ADELPHI -- She was the only member of the University of Maryland Board of Regents to vote against mandating that 5,262 classified UM employees work a 40-hour week, but Constance Unseld doesn't want to be anybody's hero.
"Basically, I felt that I had to be honest and truthful to myself," Unseld said. "After listening to both sides of the story, within my own self, I had to respond and vote the way I did. I understand some of their concerns. It is just my personality that I am sensitive to certain things. I wasn't trying to be a martyr, I was just voting with my inside, gut feeling."
Unseld's vote earned her a two-minute standing ovation from the more than 300 UM classified employees who staged a demonstration before the regents' meeting yesterday. She later said the display embarrassed her and she expressed surprise at being the only regent to vote against the resolution.
The controversial issue has been before the regents since January, when Gov. William Donald Schaefer announced that all state employees who currently work 35- or 37 1/2 -hour weeks should be required to work 40 hours, with no extra pay, to help ease the state's fiscal crisis. For the UM employees, the extra hours total 29 days of work per year, a UM employee said.
The UM board was the last state agency to take action on the change, which will become effective July 1, and many regents said they voted for the resolution to please Schaefer.
"It's unfair, it's unjust, it's unethical," said Annette Gonzales, a secretary in the UM College Park administration building who wore a picket sign that said, "Say No to 40."
"You shouldn't ask people to work without paying them. It's demoralizing," she said.

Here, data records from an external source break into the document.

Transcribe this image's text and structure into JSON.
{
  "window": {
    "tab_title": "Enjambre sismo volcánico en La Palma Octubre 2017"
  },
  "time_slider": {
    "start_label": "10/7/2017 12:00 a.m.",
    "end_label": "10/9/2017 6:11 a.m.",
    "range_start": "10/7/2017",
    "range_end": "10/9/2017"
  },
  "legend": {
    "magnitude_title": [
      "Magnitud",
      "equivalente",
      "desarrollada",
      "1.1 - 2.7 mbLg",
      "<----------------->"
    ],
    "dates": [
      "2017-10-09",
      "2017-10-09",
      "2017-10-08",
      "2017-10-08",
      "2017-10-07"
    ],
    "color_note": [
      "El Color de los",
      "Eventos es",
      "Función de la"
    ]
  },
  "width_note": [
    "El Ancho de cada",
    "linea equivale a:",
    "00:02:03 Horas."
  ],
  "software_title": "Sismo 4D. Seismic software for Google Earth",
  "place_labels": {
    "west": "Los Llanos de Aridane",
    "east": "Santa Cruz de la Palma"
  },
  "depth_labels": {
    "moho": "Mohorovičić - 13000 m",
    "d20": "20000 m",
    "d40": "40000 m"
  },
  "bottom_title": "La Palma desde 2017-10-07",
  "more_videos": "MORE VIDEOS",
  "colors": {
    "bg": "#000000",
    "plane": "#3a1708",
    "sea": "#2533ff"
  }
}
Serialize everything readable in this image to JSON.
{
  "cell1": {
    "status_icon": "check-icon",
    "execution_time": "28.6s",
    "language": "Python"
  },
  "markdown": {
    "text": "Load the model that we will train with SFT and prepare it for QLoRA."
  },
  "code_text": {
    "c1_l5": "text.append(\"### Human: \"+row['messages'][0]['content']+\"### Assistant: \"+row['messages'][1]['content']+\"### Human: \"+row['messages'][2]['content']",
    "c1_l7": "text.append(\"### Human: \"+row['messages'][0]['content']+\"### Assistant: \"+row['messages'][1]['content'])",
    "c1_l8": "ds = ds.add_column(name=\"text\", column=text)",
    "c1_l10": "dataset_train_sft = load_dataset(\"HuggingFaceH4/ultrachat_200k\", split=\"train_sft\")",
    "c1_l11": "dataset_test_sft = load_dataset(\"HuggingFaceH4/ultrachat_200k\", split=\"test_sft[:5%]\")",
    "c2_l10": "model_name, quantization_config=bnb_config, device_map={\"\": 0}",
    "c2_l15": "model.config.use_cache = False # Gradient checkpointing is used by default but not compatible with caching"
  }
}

The regents' vote moved the American Federation of State, County and Municipal Employees, the union that represents the employees at the 11 UM campuses, to file a lawsuit against Schaefer and the regents today in an attempt to void the 40-hour workweek.
AFSCME held a rally after the vote, and officials said another is planned for Monday at College Park. A statewide protest is also scheduledfor June 25 in Annapolis -- on the eve of a special General Assembly budget session.
UM employees' fears of layoffs and furloughs in the wake of $65 million in cuts to the UM system's budget have built on resentment over the 40-hour workweek mandate.
"I tend to think we'll have two reactions to this -- severe disappointment and true anger," said Craig Newman, the shop steward for AFSCME Local 272. "We suspect that they want to increase the amount of work and then cut back on the number of employees."
Most classified workers work 35 or 37 1/2 hours a week and object to working a full 40 hours without more pay. Their average salary is $20,000.
Newman and many other employees say the 40-hour mandate will force them into costly child-care dilemmas. About 80 percent of the employees affected by the new workweek are women.
"They are going to lose the goodwill of the people working on the campus," said Kathleen Klein, a 21-year clerical worker at UM. "Many of us work loads of overtime for free, but not anymore."
Regent Chairman George V. McGowan said the university presidents have been asked to factor flexibility into the schedules of classified and clerical workers when the new work schedule starts.